(Activity) Copying task for the records below: reproduce each one exactly and drop the pictures.

(Dataset rows describing interfaces)
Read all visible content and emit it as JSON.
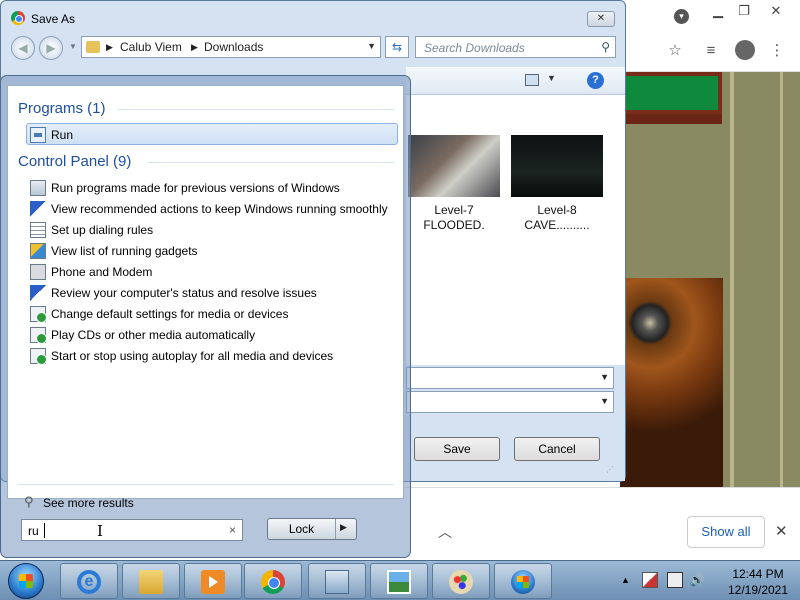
{
  "save_as": {
    "title": "Save As",
    "close_label": "✕",
    "breadcrumb": [
      "Calub Viem",
      "Downloads"
    ],
    "search_placeholder": "Search Downloads",
    "files": [
      {
        "label_line1": "Level-7",
        "label_line2": "FLOODED."
      },
      {
        "label_line1": "Level-8",
        "label_line2": "CAVE.........."
      }
    ],
    "save_label": "Save",
    "cancel_label": "Cancel"
  },
  "start_menu": {
    "programs_header": "Programs (1)",
    "programs": [
      {
        "label": "Run",
        "icon": "run-icon"
      }
    ],
    "control_panel_header": "Control Panel (9)",
    "control_panel": [
      {
        "label": "Run programs made for previous versions of Windows",
        "icon": "compatibility-icon"
      },
      {
        "label": "View recommended actions to keep Windows running smoothly",
        "icon": "action-center-flag-icon"
      },
      {
        "label": "Set up dialing rules",
        "icon": "dialing-rules-icon"
      },
      {
        "label": "View list of running gadgets",
        "icon": "gadgets-icon"
      },
      {
        "label": "Phone and Modem",
        "icon": "phone-modem-icon"
      },
      {
        "label": "Review your computer's status and resolve issues",
        "icon": "action-center-flag-icon"
      },
      {
        "label": "Change default settings for media or devices",
        "icon": "autoplay-icon"
      },
      {
        "label": "Play CDs or other media automatically",
        "icon": "autoplay-icon"
      },
      {
        "label": "Start or stop using autoplay for all media and devices",
        "icon": "autoplay-icon"
      }
    ],
    "see_more": "See more results",
    "search_value": "ru",
    "clear_label": "×",
    "lock_label": "Lock"
  },
  "chrome": {
    "downloads_bar": {
      "show_all": "Show all",
      "close_label": "✕"
    }
  },
  "taskbar": {
    "apps": [
      "internet-explorer-icon",
      "windows-explorer-icon",
      "media-player-icon",
      "chrome-icon",
      "control-panel-icon",
      "photo-viewer-icon",
      "paint-icon",
      "windows-icon"
    ],
    "time": "12:44 PM",
    "date": "12/19/2021"
  }
}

(Task answer)
Read all visible content and emit it as JSON.
{
  "save_as": {
    "title": "Save As",
    "close_label": "✕",
    "breadcrumb": [
      "Calub Viem",
      "Downloads"
    ],
    "search_placeholder": "Search Downloads",
    "files": [
      {
        "label_line1": "Level-7",
        "label_line2": "FLOODED."
      },
      {
        "label_line1": "Level-8",
        "label_line2": "CAVE.........."
      }
    ],
    "save_label": "Save",
    "cancel_label": "Cancel"
  },
  "start_menu": {
    "programs_header": "Programs (1)",
    "programs": [
      {
        "label": "Run",
        "icon": "run-icon"
      }
    ],
    "control_panel_header": "Control Panel (9)",
    "control_panel": [
      {
        "label": "Run programs made for previous versions of Windows",
        "icon": "compatibility-icon"
      },
      {
        "label": "View recommended actions to keep Windows running smoothly",
        "icon": "action-center-flag-icon"
      },
      {
        "label": "Set up dialing rules",
        "icon": "dialing-rules-icon"
      },
      {
        "label": "View list of running gadgets",
        "icon": "gadgets-icon"
      },
      {
        "label": "Phone and Modem",
        "icon": "phone-modem-icon"
      },
      {
        "label": "Review your computer's status and resolve issues",
        "icon": "action-center-flag-icon"
      },
      {
        "label": "Change default settings for media or devices",
        "icon": "autoplay-icon"
      },
      {
        "label": "Play CDs or other media automatically",
        "icon": "autoplay-icon"
      },
      {
        "label": "Start or stop using autoplay for all media and devices",
        "icon": "autoplay-icon"
      }
    ],
    "see_more": "See more results",
    "search_value": "ru",
    "clear_label": "×",
    "lock_label": "Lock"
  },
  "chrome": {
    "downloads_bar": {
      "show_all": "Show all",
      "close_label": "✕"
    }
  },
  "taskbar": {
    "apps": [
      "internet-explorer-icon",
      "windows-explorer-icon",
      "media-player-icon",
      "chrome-icon",
      "control-panel-icon",
      "photo-viewer-icon",
      "paint-icon",
      "windows-icon"
    ],
    "time": "12:44 PM",
    "date": "12/19/2021"
  }
}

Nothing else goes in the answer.